§ **Task goal**
Among the lines below, list those containing the string "Review".
◇ ◇ ◇
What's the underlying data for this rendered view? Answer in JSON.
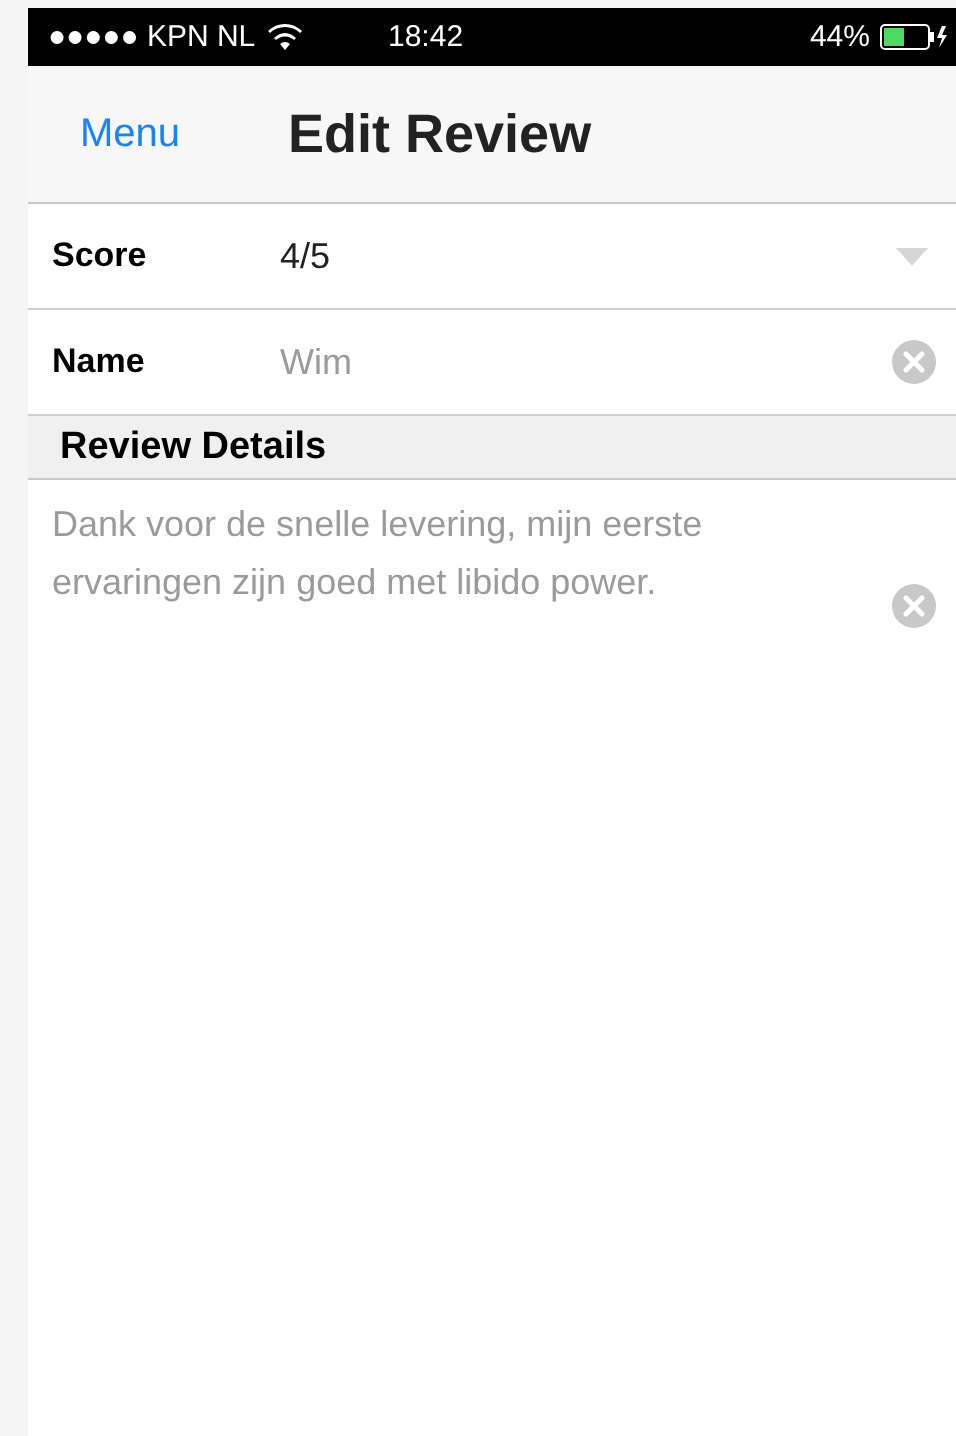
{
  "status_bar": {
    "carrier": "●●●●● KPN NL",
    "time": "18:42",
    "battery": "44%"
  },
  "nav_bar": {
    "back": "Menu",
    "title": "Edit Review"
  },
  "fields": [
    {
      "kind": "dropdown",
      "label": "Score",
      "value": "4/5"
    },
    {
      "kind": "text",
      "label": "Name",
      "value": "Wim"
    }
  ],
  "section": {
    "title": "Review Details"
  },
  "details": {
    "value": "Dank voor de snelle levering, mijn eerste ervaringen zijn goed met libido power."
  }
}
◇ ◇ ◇
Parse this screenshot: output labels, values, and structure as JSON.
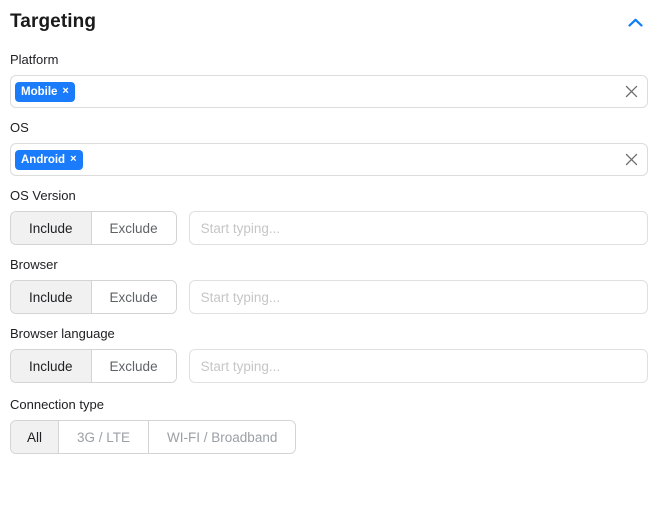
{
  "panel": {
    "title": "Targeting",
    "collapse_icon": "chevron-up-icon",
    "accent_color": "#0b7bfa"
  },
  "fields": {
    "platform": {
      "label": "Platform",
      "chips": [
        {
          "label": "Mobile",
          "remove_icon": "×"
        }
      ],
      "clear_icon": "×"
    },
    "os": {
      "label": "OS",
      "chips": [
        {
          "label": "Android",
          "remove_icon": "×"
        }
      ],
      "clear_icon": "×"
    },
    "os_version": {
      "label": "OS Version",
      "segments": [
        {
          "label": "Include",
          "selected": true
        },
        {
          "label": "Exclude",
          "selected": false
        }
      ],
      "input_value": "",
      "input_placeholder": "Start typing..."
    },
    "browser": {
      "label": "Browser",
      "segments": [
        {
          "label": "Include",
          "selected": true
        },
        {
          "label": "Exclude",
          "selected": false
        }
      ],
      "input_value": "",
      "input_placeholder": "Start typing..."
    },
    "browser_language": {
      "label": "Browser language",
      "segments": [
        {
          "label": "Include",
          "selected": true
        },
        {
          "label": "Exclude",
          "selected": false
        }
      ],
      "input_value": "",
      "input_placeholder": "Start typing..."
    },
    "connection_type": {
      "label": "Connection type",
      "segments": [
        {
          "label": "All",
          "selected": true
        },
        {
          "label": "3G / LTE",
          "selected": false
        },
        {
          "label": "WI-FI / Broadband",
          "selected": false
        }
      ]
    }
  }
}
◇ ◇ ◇
§ **Problem solution**
    "title": "Edit Review"
    "title": "Review Details"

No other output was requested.